Geoff Cumming at NZ Herald reports:
It is the holy grail of New Zealand tourism: easing the path to Milford Sound for domestic and international tourists without destroying what lures them there in the first place – its scenery, ecological value and remoteness.
For decades, tourism entrepreneurs have laid schemes at the door of the Conservation Department without quite prising it open, from a coastal road defying engineering conventions to a gondola.
Now, DoC has allowed two proposals a foot in the door – one a bus-only tunnel with approach roads through two national parks; the other a “back-country experience” involving boat, 4WD bus and monorail. Both promise to cut in half the circuitous 4hr road journey from Queenstown to Milford around Lakes Wakatipu and Te Anau. The applicants plan international marketing to bring an estimated 20,000 extra visitors a year to New Zealand, targeting time-poor tourists who want the greatest hits at speed.
I would have thought environmentalists would be keen to support a tunnel that means that you don’t have scores of buses driving several hundred extra kms a day. But the reality is that many of them are preservationists – they oppose all change.
Opponents argue that getting there is half the fun: the existing route takes in outstanding natural landscapes
It’s simple. If there is a choice of routes, then everyone can be happy. It is true there are some good stops on the way, but the four hour trip back doesn’t see anything new.
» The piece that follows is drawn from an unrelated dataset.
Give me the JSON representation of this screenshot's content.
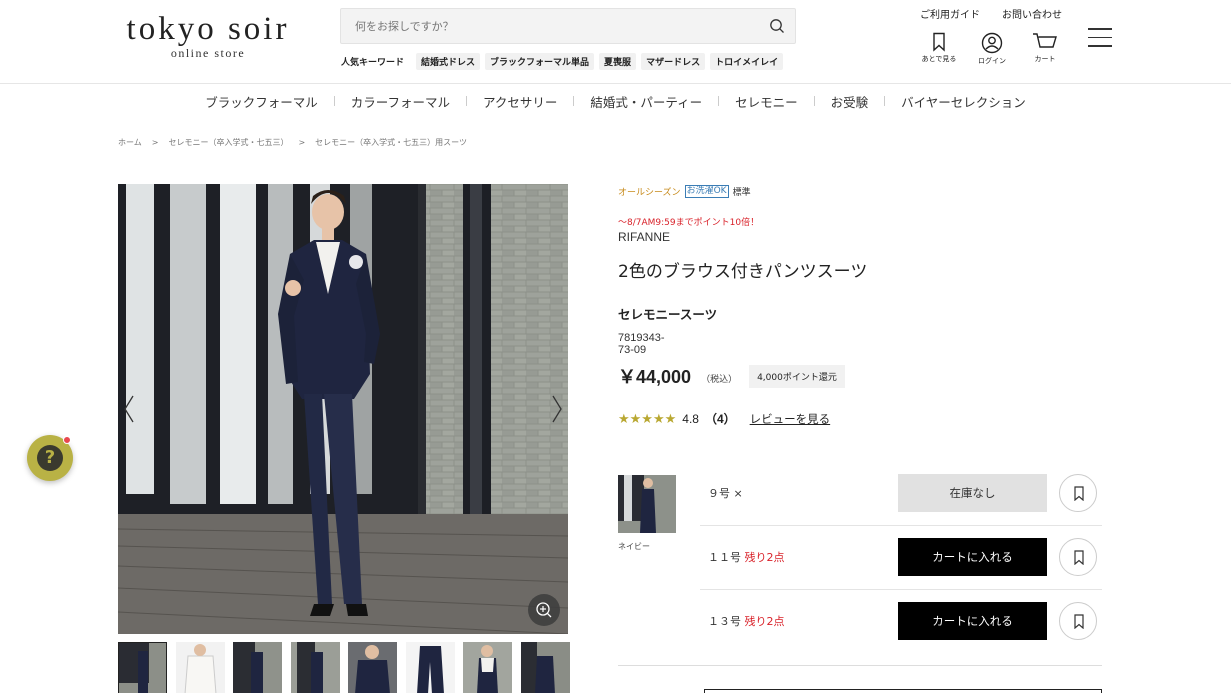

Some operators could do a loop – drive down via Te Anau but come back directly. That would mean that tourists would gain an extra two hours in Milford itself.